Agricultural Research Service

Title: Multiple Year Response of Irrigated Winter Wheat to a Single Application of Phosporus

Authors
item Halvorson, Ardell
item Reule, Curtis

Submitted to: Better Crops
Publication Type: Popular Publication
Publication Acceptance Date: January 19, 2001
Publication Date: February 1, 2001
Citation: Halvorson, A.D., Reule, C.A. 2001. Multiple year response of irrigated winter wheat to a single application of phosporus. Better Crops. 85(1): 14-17.

Interpretive Summary: Soil phosphorus (P) deficiency for winter wheat is common in the central Great Plains. In this study, we evaluated the response of continuous winter wheat to P and N fertilization within a reduced-till/no-till production system under limited irrigation. Fertilizer P (0, 69, and 137 lb P2O5/a) was applied only one time, just prior to planting a fourth winter wheat crop on a Weld silt loam soil with a low soil test P level. Fertilizer N rates of 0, 50, 100, 200, and 300 lb/A were also established as subplots within each P rate, however, they were reduced for the fifth and sixth crops to 0, 30, 60, 120, and 240 lb N/a. Grain yields were increased each year by N and P treatments. Both N and P fertilization were needed to optimize grain yield. The 69 lb/a P2O5 rate resulted in a greater 3-year yield increase than with the 137 lb/a P2O5 rate at the lower N rates. As the total N applied increased, the 137 lb/a P2O5 rate was needed to maximize yield potential. The 3-year grain yields were near maximum with the total application of 220 lb N/a and 137 lb P2O5/a. The economic returns show that P fertilization optimized grain yields and net return to N fertilization. Without N fertilization, the P applications were not profitable the first crop year. Application of P also improved N use efficiency. Residual soil nitrate-N levels after harvest of the last crop were lower with than without P fertilization. The results from this study demonstrate that a single P fertilization can influence grain yields and economic returns for several years. The results show that a balanced N and P fertilization program is needed to optimize yields and economic returns and reduce the potential for NO3-N contamination of groundwater.

Technical Abstract: Information on multiple year responses of irrigated winter wheat to a single application of P fertilizer in the Central Great Plains is limited.

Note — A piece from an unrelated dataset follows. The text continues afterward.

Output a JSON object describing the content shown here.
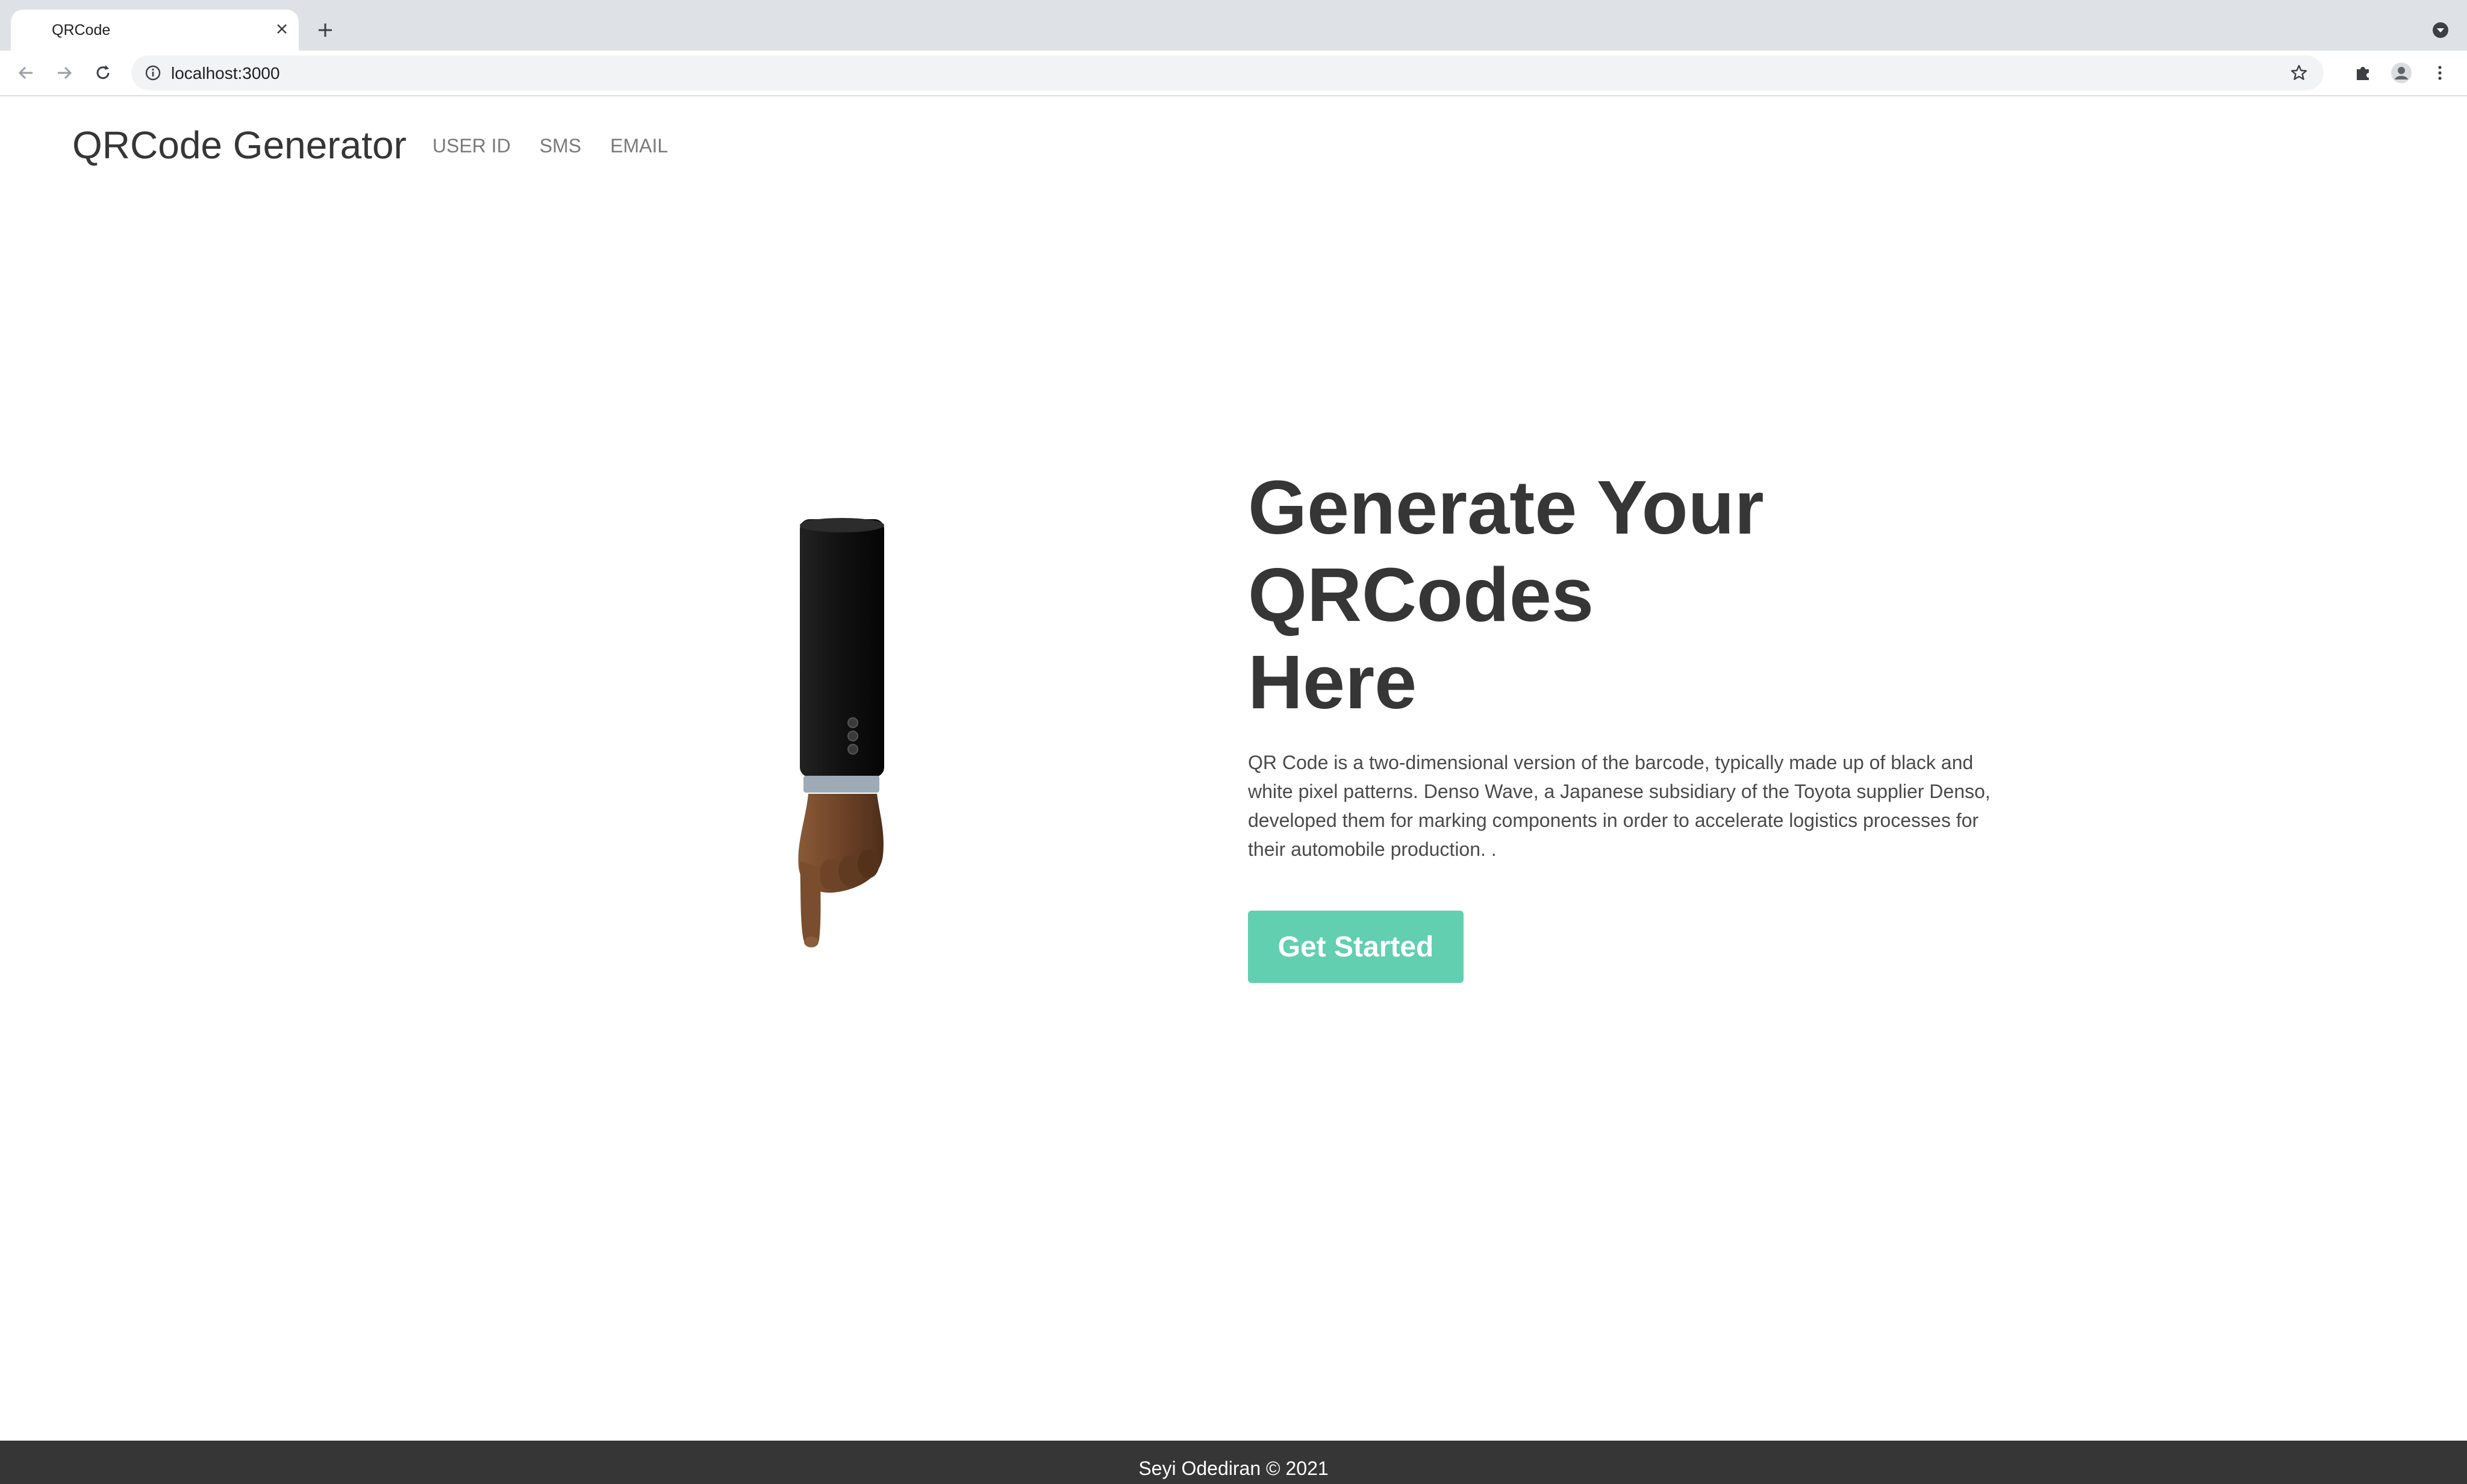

The effect of one-time P applications (0, 69, and 137 lb P2O5/A), with 5 N rates applied annually as subplots, on winter wheat grain yields, economic returns to fertilizer, and residual soil N was studied. Winter wheat was grown on the same plots for 6 consecutive years under limited irrigation o a Weld silt loam soil. Single P applications applied just prior to planting the fourth wheat crop significantly increased grain yields each of the three following consecutive years. Applying N to P fertilized plots resulted in greater yields and economic returns than when N or P was applied alone. The 137 lb P2O5 plus 120 lb N/a treatment produced 80 bu/a more grain in 3 crops than without P and N applied. Soil test P and residual NO3-N levels were significantly increased by P and N fertilizer additions, respectively. Soil NO3-N in the 0-6 ft depth for the highest N rate was 687 lb N/a without P and 409 lb N/a with 137 lb P2O5/a applied. Downy brome infestations also responded positively to N and P fertilization in this monoculture winter wheat system. The results from this study demonstrate that a single P fertilization can influence grain yields and economic returns for several years. Therefore, the cost of fertilizer P applications should probably be amortized over several years. The results show that a balanced N and P fertilization program is needed to optimize yields and economic returns and reduce the potential for NO3-N contamination of groundwater.

Last Modified: 10/21/2014